→ **Data to process**:
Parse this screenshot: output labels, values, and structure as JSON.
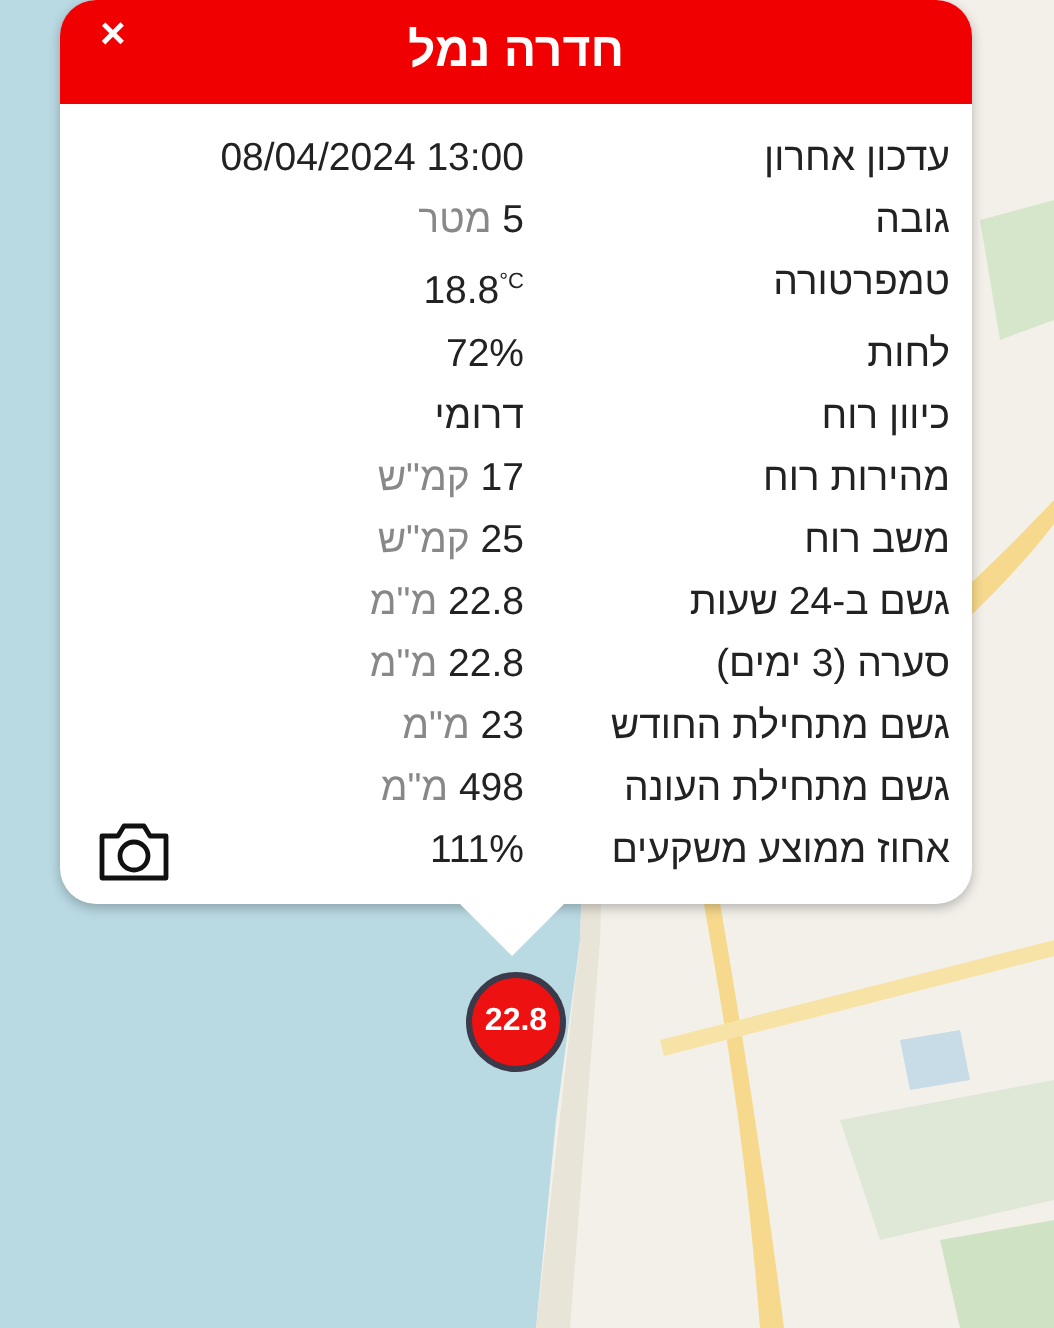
{
  "popup": {
    "title": "חדרה נמל",
    "close": "×",
    "rows": [
      {
        "label": "עדכון אחרון",
        "value": "08/04/2024 13:00"
      },
      {
        "label": "גובה",
        "value": "5",
        "unit": "מטר"
      },
      {
        "label": "טמפרטורה",
        "value": "18.8$^{°C}$"
      },
      {
        "label": "לחות",
        "value": "72%"
      },
      {
        "label": "כיוון רוח",
        "value": "דרומי"
      },
      {
        "label": "מהירות רוח",
        "value": "17",
        "unit": "קמ\"ש"
      },
      {
        "label": "משב רוח",
        "value": "25",
        "unit": "קמ\"ש"
      },
      {
        "label": "גשם ב-24 שעות",
        "value": "22.8",
        "unit": "מ\"מ"
      },
      {
        "label": "סערה (3 ימים)",
        "value": "22.8",
        "unit": "מ\"מ"
      },
      {
        "label": "גשם מתחילת החודש",
        "value": "23",
        "unit": "מ\"מ"
      },
      {
        "label": "גשם מתחילת העונה",
        "value": "498",
        "unit": "מ\"מ"
      },
      {
        "label": "אחוז ממוצע משקעים",
        "value": "111%"
      }
    ]
  },
  "marker": {
    "value": "22.8",
    "color": "#ee1111"
  }
}
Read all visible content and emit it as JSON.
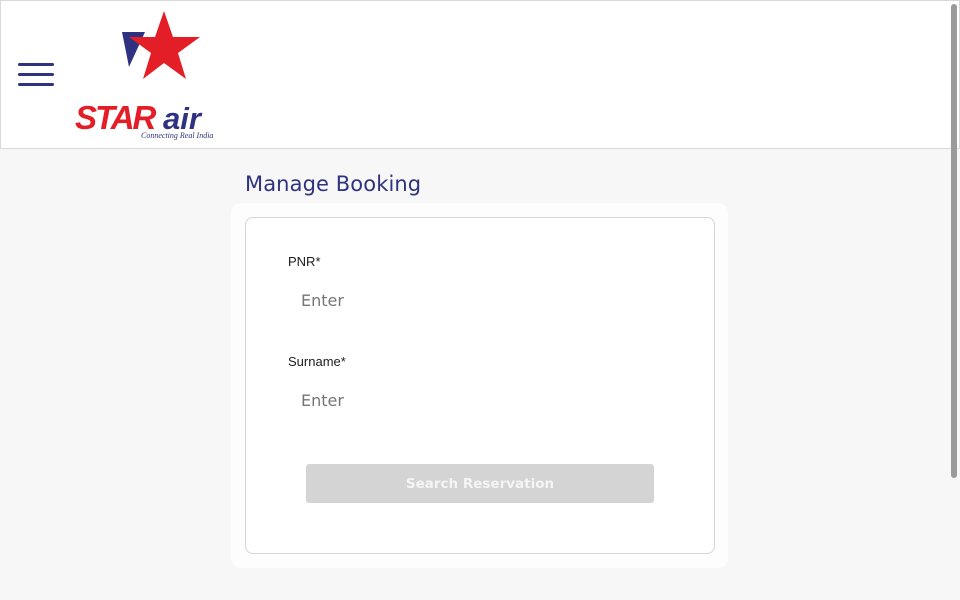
{
  "header": {
    "menu_icon": "hamburger-menu-icon",
    "logo": {
      "brand_text_star": "STAR",
      "brand_text_air": "air",
      "tagline": "Connecting Real India",
      "colors": {
        "red": "#e41e26",
        "navy": "#2e3280"
      }
    }
  },
  "main": {
    "title": "Manage Booking",
    "form": {
      "pnr": {
        "label": "PNR*",
        "placeholder": "Enter",
        "value": ""
      },
      "surname": {
        "label": "Surname*",
        "placeholder": "Enter",
        "value": ""
      },
      "submit_label": "Search Reservation",
      "submit_disabled": true
    }
  },
  "colors": {
    "accent": "#2e3280",
    "page_background": "#f7f7f7",
    "button_disabled": "#d4d4d4"
  }
}
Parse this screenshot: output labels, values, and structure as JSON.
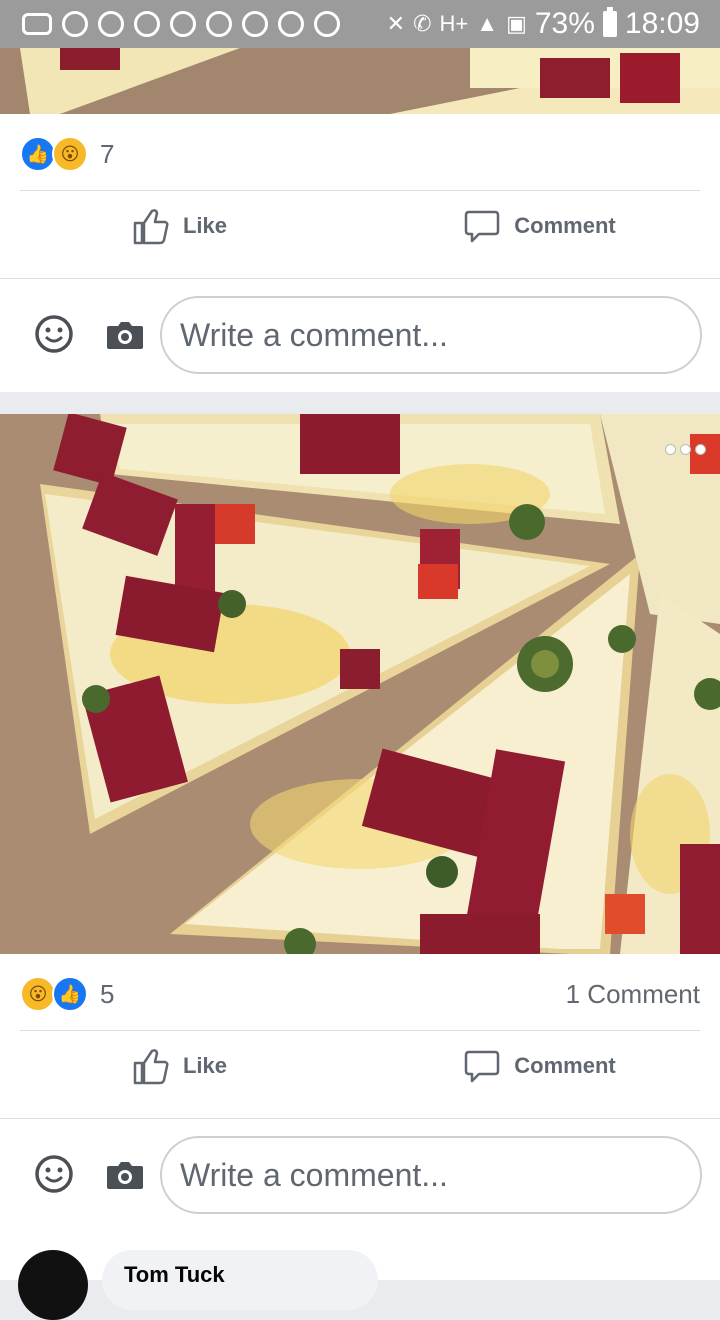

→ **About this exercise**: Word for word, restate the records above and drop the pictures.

→ **Your solution**:
Parse this screenshot: output labels, values, and structure as JSON.
{
  "popup": {
    "title": "חדרה נמל",
    "close": "×",
    "rows": [
      {
        "label": "עדכון אחרון",
        "value": "08/04/2024 13:00"
      },
      {
        "label": "גובה",
        "value": "5",
        "unit": "מטר"
      },
      {
        "label": "טמפרטורה",
        "value": "18.8$^{°C}$"
      },
      {
        "label": "לחות",
        "value": "72%"
      },
      {
        "label": "כיוון רוח",
        "value": "דרומי"
      },
      {
        "label": "מהירות רוח",
        "value": "17",
        "unit": "קמ\"ש"
      },
      {
        "label": "משב רוח",
        "value": "25",
        "unit": "קמ\"ש"
      },
      {
        "label": "גשם ב-24 שעות",
        "value": "22.8",
        "unit": "מ\"מ"
      },
      {
        "label": "סערה (3 ימים)",
        "value": "22.8",
        "unit": "מ\"מ"
      },
      {
        "label": "גשם מתחילת החודש",
        "value": "23",
        "unit": "מ\"מ"
      },
      {
        "label": "גשם מתחילת העונה",
        "value": "498",
        "unit": "מ\"מ"
      },
      {
        "label": "אחוז ממוצע משקעים",
        "value": "111%"
      }
    ]
  },
  "marker": {
    "value": "22.8",
    "color": "#ee1111"
  }
}
Read all visible content and emit it as JSON.
{
  "header": {
    "menu_icon": "hamburger-menu-icon",
    "logo": {
      "brand_text_star": "STAR",
      "brand_text_air": "air",
      "tagline": "Connecting Real India",
      "colors": {
        "red": "#e41e26",
        "navy": "#2e3280"
      }
    }
  },
  "main": {
    "title": "Manage Booking",
    "form": {
      "pnr": {
        "label": "PNR*",
        "placeholder": "Enter",
        "value": ""
      },
      "surname": {
        "label": "Surname*",
        "placeholder": "Enter",
        "value": ""
      },
      "submit_label": "Search Reservation",
      "submit_disabled": true
    }
  },
  "colors": {
    "accent": "#2e3280",
    "page_background": "#f7f7f7",
    "button_disabled": "#d4d4d4"
  }
}
Parse this screenshot: output labels, values, and structure as JSON.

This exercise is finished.